These new findings are presented by a German-Franco-Japanese team of geoscientists in the current issue of the journal Geology, under the lead of the GFZ...

Im Focus: FIC Proteins Send Bacteria Into Hibernation

Bacteria do not cease to amaze us with their survival strategies. A research team from the University of Basel's Biozentrum has now discovered how bacteria enter a sleep mode using a so-called FIC toxin. In the current issue of “Cell Reports”, the scientists describe the mechanism of action and also explain why their discovery provides new insights into the evolution of pathogens.

For many poisons there are antidotes which neutralize their toxic effect. Toxin-antitoxin systems in bacteria work in a similar manner: As long as a cell...

Im Focus: Fraunhofer IPA develops prototype of intelligent care cart

It comes when called, bringing care utensils with it and recording how they are used: Fraunhofer IPA is developing an intelligent care cart that provides care staff with physical and informational support in their day-to-day work. The scientists at Fraunhofer IPA have now completed a first prototype. In doing so, they are continuing in their efforts to improve working conditions in the care sector and are developing solutions designed to address the challenges of demographic change.

Technical assistance systems can improve the difficult working conditions in residential nursing homes and hospitals by helping the staff in their work and...

All Focus news of the innovation-report >>>

Anzeige

Anzeige

Event News

Networking conference in Heidelberg for outstanding mathematicians and computer scientists

20.08.2015 | Event News

Scientists meet in Münster for the world’s largest Chitin und Chitosan Conference

20.08.2015 | Event News

Large agribusiness management strategies

19.08.2015 | Event News

 
Latest News

Interstellar seeds could create oases of life

28.08.2015 | Physics and Astronomy

An ounce of prevention: Research advances on 'scourge' of transplant wards

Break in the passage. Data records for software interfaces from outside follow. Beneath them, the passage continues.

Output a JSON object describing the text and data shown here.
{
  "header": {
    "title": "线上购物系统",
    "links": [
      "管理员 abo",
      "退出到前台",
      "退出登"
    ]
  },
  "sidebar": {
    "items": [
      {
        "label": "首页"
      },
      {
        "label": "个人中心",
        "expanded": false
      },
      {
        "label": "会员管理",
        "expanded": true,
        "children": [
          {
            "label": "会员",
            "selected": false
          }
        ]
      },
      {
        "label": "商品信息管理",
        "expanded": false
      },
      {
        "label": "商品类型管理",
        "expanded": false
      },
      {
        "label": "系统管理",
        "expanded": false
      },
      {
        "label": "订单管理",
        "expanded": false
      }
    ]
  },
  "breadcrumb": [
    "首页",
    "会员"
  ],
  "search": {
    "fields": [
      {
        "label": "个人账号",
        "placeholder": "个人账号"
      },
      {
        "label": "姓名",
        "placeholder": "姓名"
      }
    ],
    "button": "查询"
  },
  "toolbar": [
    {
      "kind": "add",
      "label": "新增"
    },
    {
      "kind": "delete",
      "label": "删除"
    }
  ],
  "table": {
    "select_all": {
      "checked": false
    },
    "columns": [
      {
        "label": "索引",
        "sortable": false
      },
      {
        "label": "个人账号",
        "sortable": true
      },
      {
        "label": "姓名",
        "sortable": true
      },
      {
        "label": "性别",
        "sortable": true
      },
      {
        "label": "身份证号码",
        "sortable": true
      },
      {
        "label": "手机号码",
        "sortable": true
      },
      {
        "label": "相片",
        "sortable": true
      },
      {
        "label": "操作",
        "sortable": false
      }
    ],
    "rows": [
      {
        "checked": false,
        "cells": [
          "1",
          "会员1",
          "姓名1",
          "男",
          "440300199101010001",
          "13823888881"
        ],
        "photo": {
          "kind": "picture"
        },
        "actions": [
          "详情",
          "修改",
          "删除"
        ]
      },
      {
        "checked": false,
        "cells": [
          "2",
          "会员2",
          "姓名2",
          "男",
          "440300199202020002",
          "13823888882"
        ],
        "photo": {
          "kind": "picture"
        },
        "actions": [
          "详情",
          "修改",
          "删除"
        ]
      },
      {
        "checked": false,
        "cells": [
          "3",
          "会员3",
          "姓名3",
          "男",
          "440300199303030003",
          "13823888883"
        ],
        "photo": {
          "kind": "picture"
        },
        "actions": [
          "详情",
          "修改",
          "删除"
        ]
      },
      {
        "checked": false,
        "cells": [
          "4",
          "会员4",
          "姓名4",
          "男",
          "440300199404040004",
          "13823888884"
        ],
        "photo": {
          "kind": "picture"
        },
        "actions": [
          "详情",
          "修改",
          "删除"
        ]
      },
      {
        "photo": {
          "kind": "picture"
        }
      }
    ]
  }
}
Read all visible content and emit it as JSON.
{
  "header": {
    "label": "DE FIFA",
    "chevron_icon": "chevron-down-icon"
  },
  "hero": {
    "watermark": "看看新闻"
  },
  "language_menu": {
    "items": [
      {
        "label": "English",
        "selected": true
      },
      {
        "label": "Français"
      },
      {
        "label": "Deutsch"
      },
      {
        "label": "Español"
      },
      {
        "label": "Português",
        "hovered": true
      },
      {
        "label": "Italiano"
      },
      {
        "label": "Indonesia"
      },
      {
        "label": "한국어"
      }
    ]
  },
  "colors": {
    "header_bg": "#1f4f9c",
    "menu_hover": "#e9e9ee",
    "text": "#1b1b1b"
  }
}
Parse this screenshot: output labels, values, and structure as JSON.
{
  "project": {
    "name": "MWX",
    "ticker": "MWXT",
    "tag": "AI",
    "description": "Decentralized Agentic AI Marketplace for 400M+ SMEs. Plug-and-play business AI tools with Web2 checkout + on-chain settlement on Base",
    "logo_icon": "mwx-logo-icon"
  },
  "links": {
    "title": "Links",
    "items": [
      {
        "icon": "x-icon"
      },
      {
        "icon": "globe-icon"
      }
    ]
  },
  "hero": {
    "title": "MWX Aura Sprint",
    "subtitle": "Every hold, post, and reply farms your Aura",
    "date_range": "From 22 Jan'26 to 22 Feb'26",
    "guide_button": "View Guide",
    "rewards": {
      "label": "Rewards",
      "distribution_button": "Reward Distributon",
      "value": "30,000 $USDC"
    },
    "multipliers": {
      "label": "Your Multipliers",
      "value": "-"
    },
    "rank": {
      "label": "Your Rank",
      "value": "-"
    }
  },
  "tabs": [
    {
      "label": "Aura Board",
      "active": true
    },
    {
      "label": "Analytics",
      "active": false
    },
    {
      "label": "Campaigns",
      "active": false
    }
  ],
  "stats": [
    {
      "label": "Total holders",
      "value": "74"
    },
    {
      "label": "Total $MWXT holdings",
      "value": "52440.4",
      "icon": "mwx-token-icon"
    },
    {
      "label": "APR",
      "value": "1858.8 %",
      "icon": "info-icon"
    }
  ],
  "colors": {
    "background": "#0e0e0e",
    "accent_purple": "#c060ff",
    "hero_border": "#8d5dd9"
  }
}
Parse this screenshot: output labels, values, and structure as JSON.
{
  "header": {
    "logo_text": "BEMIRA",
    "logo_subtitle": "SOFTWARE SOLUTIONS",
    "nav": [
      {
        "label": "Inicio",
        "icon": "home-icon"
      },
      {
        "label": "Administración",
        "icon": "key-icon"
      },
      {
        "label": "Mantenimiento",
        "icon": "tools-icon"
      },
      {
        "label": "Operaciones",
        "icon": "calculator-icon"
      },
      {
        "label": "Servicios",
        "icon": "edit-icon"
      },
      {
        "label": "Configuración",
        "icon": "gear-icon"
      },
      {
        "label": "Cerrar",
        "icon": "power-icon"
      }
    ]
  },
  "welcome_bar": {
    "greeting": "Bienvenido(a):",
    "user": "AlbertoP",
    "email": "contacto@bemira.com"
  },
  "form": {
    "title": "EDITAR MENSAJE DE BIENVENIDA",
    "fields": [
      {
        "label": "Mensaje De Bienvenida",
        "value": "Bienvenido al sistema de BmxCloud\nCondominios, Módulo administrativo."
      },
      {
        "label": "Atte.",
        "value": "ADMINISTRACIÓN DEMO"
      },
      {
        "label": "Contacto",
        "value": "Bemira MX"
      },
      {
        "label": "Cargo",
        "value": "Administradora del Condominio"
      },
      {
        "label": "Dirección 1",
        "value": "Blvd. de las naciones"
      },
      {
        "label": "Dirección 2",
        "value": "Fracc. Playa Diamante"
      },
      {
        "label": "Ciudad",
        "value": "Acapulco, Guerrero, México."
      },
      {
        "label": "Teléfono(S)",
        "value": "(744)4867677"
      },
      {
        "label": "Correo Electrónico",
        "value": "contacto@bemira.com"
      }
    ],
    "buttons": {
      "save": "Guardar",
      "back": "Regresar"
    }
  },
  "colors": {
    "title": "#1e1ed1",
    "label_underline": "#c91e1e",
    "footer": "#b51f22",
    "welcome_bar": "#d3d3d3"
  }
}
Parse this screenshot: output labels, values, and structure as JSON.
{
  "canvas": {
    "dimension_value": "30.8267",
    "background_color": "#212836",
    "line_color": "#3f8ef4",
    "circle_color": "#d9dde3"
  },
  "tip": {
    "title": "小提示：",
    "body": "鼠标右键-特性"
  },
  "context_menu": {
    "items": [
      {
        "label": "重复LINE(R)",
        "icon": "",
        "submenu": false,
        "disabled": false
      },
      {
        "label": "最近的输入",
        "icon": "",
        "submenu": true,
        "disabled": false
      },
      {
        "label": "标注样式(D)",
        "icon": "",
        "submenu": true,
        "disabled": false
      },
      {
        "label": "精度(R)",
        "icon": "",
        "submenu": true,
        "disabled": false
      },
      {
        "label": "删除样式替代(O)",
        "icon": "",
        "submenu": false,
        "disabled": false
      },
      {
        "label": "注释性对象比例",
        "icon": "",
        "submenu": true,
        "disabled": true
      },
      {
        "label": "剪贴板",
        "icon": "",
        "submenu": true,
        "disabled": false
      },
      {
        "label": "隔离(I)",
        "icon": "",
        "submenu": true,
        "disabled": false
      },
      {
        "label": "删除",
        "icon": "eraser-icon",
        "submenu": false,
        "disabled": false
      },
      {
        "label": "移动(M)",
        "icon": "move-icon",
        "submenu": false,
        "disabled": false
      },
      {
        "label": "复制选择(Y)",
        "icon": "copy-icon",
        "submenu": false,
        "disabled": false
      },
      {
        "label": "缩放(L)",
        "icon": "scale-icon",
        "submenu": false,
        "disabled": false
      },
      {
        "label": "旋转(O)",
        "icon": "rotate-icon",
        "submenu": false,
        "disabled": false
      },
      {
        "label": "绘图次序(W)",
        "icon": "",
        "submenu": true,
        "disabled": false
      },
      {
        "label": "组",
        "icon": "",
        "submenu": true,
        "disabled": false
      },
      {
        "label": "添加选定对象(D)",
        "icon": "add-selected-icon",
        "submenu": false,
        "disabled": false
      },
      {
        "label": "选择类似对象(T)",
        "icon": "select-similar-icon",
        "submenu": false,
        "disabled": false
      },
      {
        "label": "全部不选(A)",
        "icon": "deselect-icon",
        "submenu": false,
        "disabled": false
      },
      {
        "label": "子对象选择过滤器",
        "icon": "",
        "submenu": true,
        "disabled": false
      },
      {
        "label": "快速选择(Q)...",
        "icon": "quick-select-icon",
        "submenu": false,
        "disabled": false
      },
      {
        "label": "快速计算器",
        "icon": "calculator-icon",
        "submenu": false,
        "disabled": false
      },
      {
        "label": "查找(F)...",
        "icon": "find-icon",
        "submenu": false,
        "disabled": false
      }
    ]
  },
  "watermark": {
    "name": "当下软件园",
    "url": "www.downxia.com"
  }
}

28.08.2015 | Health and Medicine

Fish Oil-Diet Benefits May be Mediated by Gut Microbes

28.08.2015 | Life Sciences

VideoLinks
B2B-VideoLinks
More VideoLinks >>>